What is needed: Review the material line by line. Identify and copy every line that contains the string "cobro".
↓
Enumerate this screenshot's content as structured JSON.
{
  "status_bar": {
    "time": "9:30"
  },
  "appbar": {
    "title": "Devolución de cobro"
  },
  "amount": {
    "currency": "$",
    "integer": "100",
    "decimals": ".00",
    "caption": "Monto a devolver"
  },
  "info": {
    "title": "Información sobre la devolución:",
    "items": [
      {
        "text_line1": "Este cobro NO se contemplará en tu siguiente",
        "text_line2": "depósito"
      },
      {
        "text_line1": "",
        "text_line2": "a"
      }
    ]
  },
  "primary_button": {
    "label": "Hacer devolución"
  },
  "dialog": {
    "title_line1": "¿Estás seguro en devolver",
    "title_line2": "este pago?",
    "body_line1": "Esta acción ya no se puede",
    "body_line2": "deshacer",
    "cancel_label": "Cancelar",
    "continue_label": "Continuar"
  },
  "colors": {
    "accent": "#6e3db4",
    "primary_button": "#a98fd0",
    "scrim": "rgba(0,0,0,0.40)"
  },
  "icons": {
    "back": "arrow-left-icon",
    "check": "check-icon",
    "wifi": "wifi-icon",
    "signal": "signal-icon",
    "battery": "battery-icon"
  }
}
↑
Written reply:
    "title": "Devolución de cobro"
        "text_line1": "Este cobro NO se contemplará en tu siguiente",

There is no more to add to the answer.